Ratification is a win-win, as protections in the United States would not need to be changed, and joining would not affect U.S. sovereignty. Ratification would open up opportunities for U.S. citizens, organizations, and businesses abroad, including our disabled youth, who rightly expect to be full participants in shaping our world’s future.
This is not accurate: Our sovereignty will be threatened by reports to foreigners and potentially liberal judges bringing foreign law to the United States to “enforce” the treaty. The treaty does set up enforceable rights that are not necessarily congruent with US law. The Constitution is clear that treaties are the supreme law of the land and the state judges must obey all treaties. Here is Article VI, Section 1, paragraph 2:
This Constitution, and the Laws of the United States which shall be made in Pursuance thereof; and all Treaties made, or which shall be made, under the Authority of the United States, shall be the supreme Law of the Land; and the Judges in every State shall be bound thereby, any Thing in the Constitution or Laws of any State to the Contrary notwithstanding.

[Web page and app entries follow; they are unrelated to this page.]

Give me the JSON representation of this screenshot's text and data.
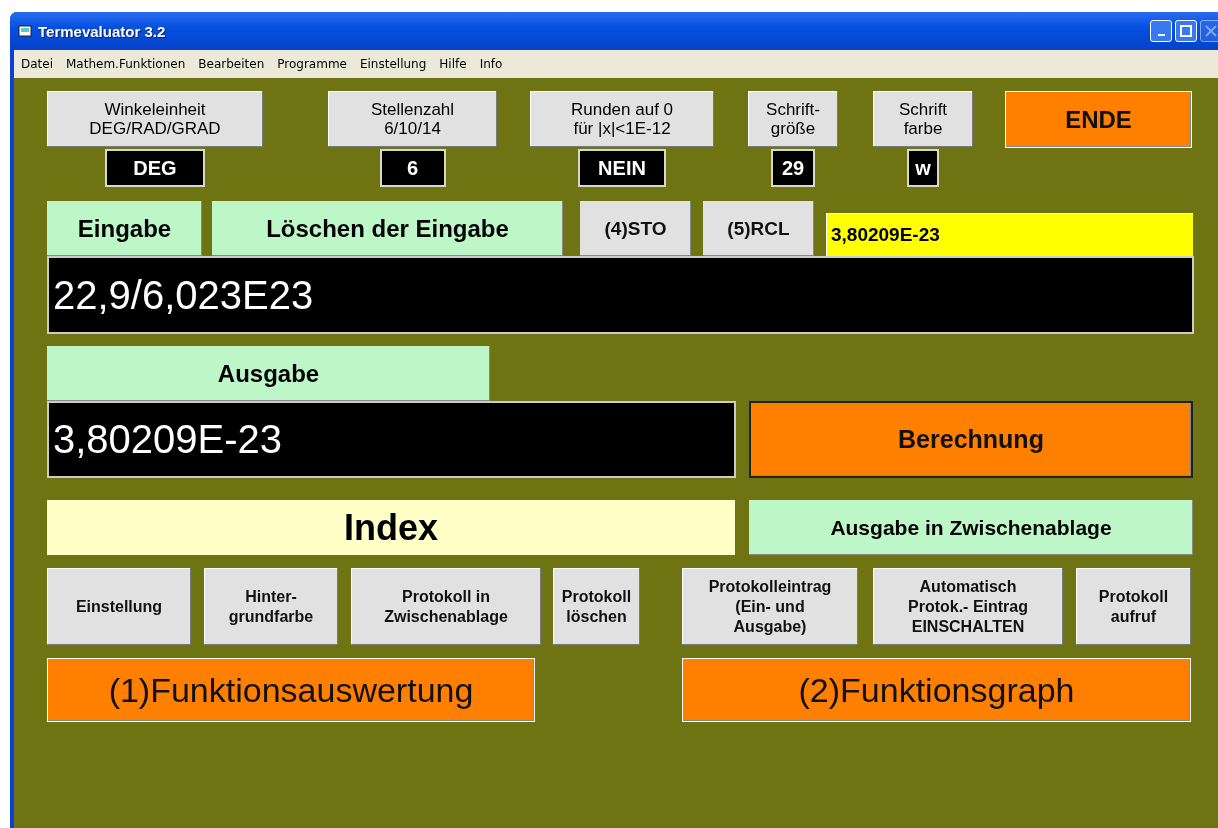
{
  "window": {
    "title": "Termevaluator 3.2"
  },
  "menu": [
    "Datei",
    "Mathem.Funktionen",
    "Bearbeiten",
    "Programme",
    "Einstellung",
    "Hilfe",
    "Info"
  ],
  "settings": [
    {
      "label": "Winkeleinheit\nDEG/RAD/GRAD",
      "value": "DEG"
    },
    {
      "label": "Stellenzahl\n6/10/14",
      "value": "6"
    },
    {
      "label": "Runden auf 0\nfür |x|<1E-12",
      "value": "NEIN"
    },
    {
      "label": "Schrift-\ngröße",
      "value": "29"
    },
    {
      "label": "Schrift\nfarbe",
      "value": "w"
    }
  ],
  "end_button": "ENDE",
  "input_row": {
    "label": "Eingabe",
    "clear": "Löschen der Eingabe",
    "sto": "(4)STO",
    "rcl": "(5)RCL",
    "memory": "3,80209E-23"
  },
  "input": {
    "value": "22,9/6,023E23"
  },
  "output_label": "Ausgabe",
  "output": {
    "value": "3,80209E-23"
  },
  "calculate_button": "Berechnung",
  "index_button": "Index",
  "clipboard_button": "Ausgabe in Zwischenablage",
  "log_buttons": [
    "Einstellung",
    "Hinter-\ngrundfarbe",
    "Protokoll in\nZwischenablage",
    "Protokoll\nlöschen",
    "Protokolleintrag\n(Ein- und\nAusgabe)",
    "Automatisch\nProtok.- Eintrag\nEINSCHALTEN",
    "Protokoll\naufruf"
  ],
  "function_buttons": [
    "(1)Funktionsauswertung",
    "(2)Funktionsgraph"
  ]
}
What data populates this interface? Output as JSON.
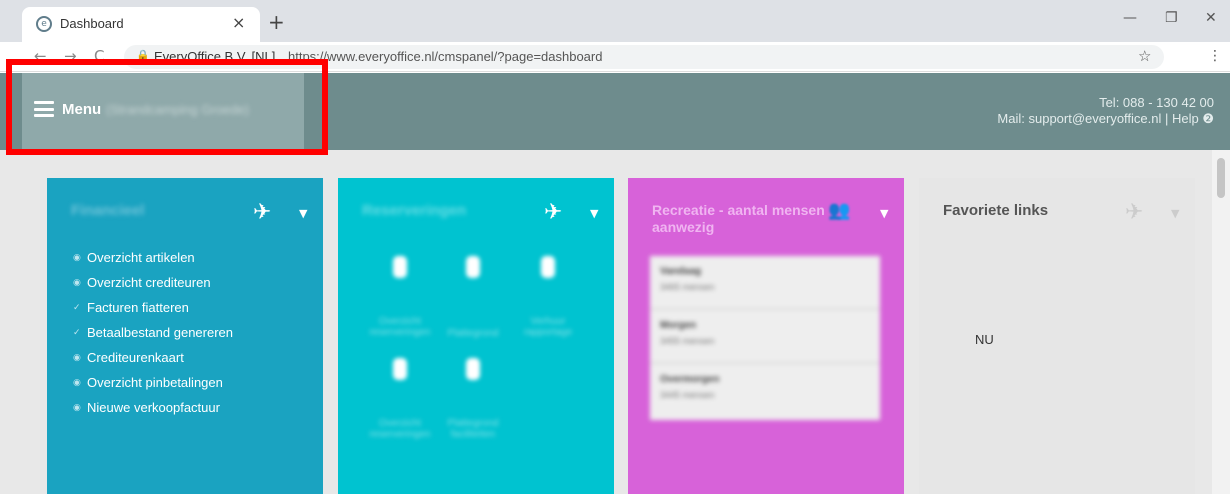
{
  "browser": {
    "tab_title": "Dashboard",
    "tab_close": "×",
    "new_tab": "+",
    "minimize": "—",
    "restore": "❐",
    "close": "✕",
    "back": "←",
    "forward": "→",
    "reload": "C",
    "lock": "🔒",
    "site_label": "EveryOffice B.V. [NL]",
    "url": "https://www.everyoffice.nl/cmspanel/?page=dashboard",
    "star": "☆",
    "kebab": "⋮"
  },
  "header": {
    "menu_label": "Menu",
    "menu_sub": "(Strandcamping Groede)",
    "tel": "Tel: 088 - 130 42 00",
    "mail": "Mail: support@everyoffice.nl | Help ❷"
  },
  "cards": {
    "financieel": {
      "title": "Financieel",
      "items": [
        "Overzicht artikelen",
        "Overzicht crediteuren",
        "Facturen fiatteren",
        "Betaalbestand genereren",
        "Crediteurenkaart",
        "Overzicht pinbetalingen",
        "Nieuwe verkoopfactuur"
      ]
    },
    "reserveringen": {
      "title": "Reserveringen",
      "labels": [
        "Overzicht reserveringen",
        "Plattegrond",
        "Verhuur rapportage",
        "Overzicht reserveringen",
        "Plattegrond faciliteiten"
      ]
    },
    "recreatie": {
      "title": "Recreatie - aantal mensen aanwezig",
      "rows": [
        {
          "day": "Vandaag",
          "count": "3465 mensen"
        },
        {
          "day": "Morgen",
          "count": "3455 mensen"
        },
        {
          "day": "Overmorgen",
          "count": "3445 mensen"
        }
      ]
    },
    "favoriete": {
      "title": "Favoriete links",
      "item": "NU"
    }
  },
  "icons": {
    "plane": "✈",
    "caret": "▼",
    "people": "👥"
  },
  "colors": {
    "header": "#6e8c8d",
    "financieel": "#1aa3c1",
    "reserveringen": "#00c3d0",
    "recreatie": "#d762d9",
    "favoriete": "#e6e6e6",
    "highlight": "#ff0000"
  }
}
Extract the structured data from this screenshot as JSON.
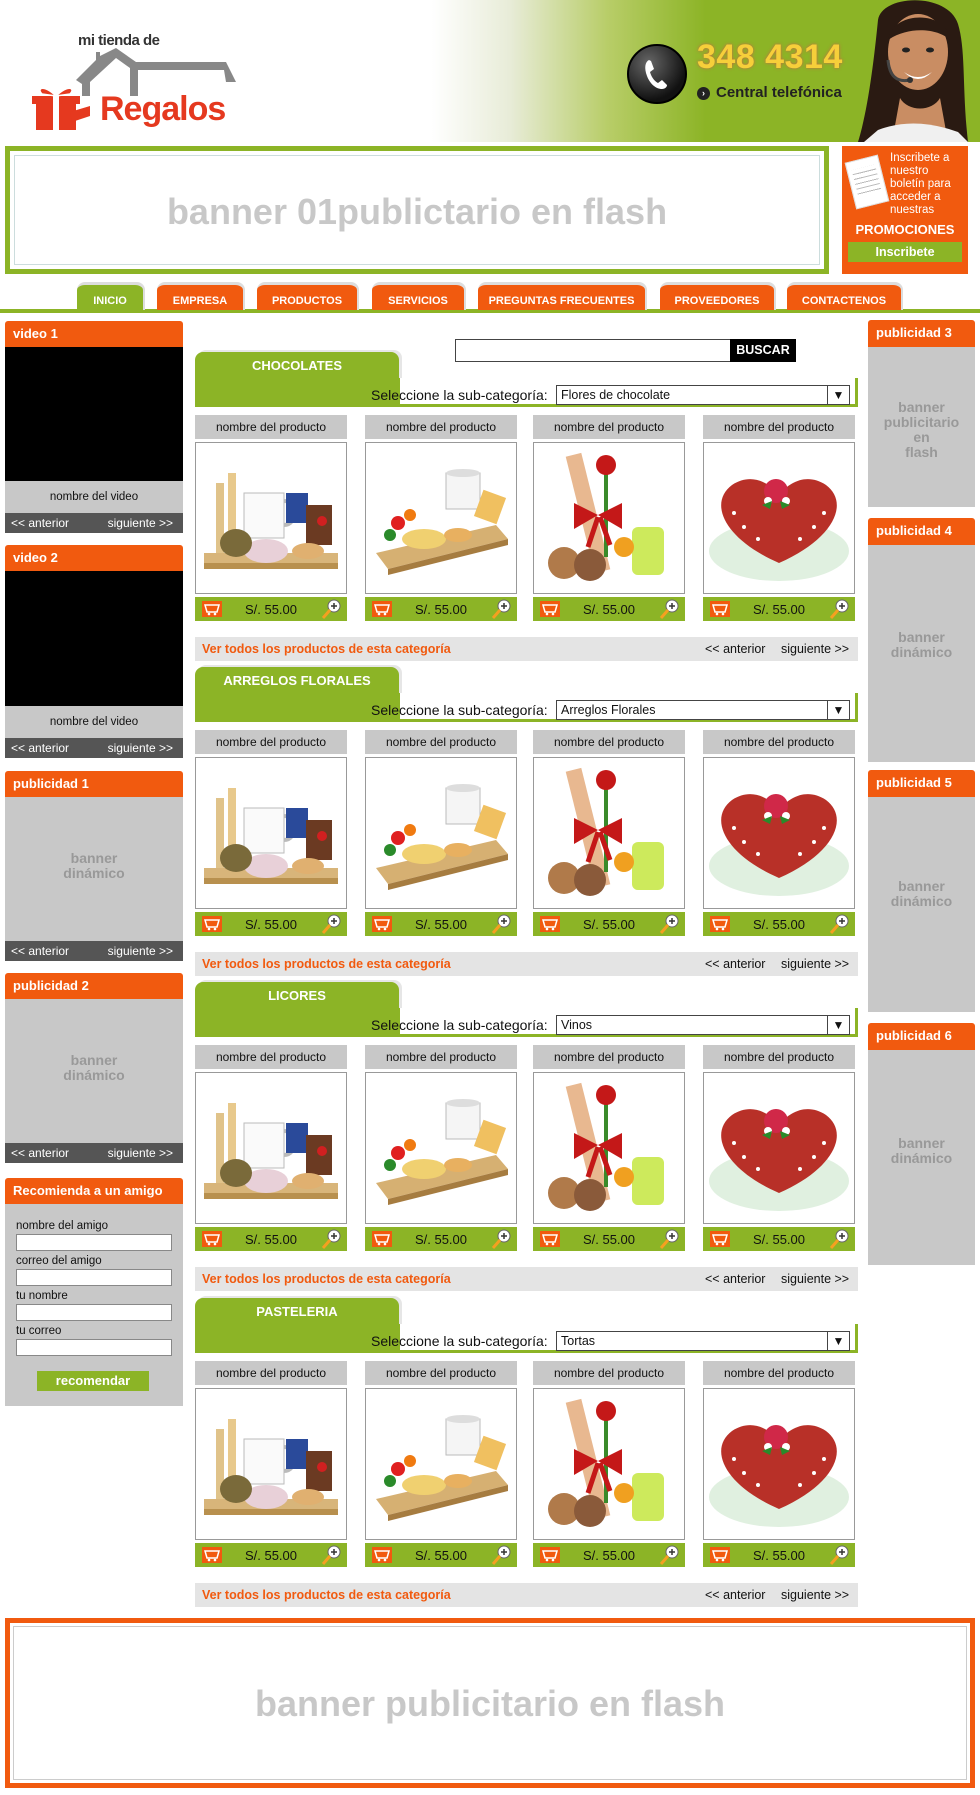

And why do we want to meddle in other nations’ business? Being “full participants in shaping our world’s future”? I can influence other nations with this blog but it is private, not government. I do not want the United States telling other nations what to do. Here is Senator Webb’s number: 202.224.4024; call him. I am told by parentalrights.org in an email that 26 million other people got that the treaty is up for a vote in the FULL SENATE this month:
Senator John Kerry announced yesterday that he plans to pass the UN Convention on the Rights of Persons with Disabilities before July 26—just 13 days from today. He has scheduled a formal committee vote next Thursday—July 19. This is an unprecedented attempt to jam a binding international treaty through the Senate without proper time for debate or consideration.
Call Senator Webb today! Tell his people that you know he is a patriotic American who once worked for President Reagan and will do what’s right. And what’s right is to vote no on CRPD. His number is 202.224.4024.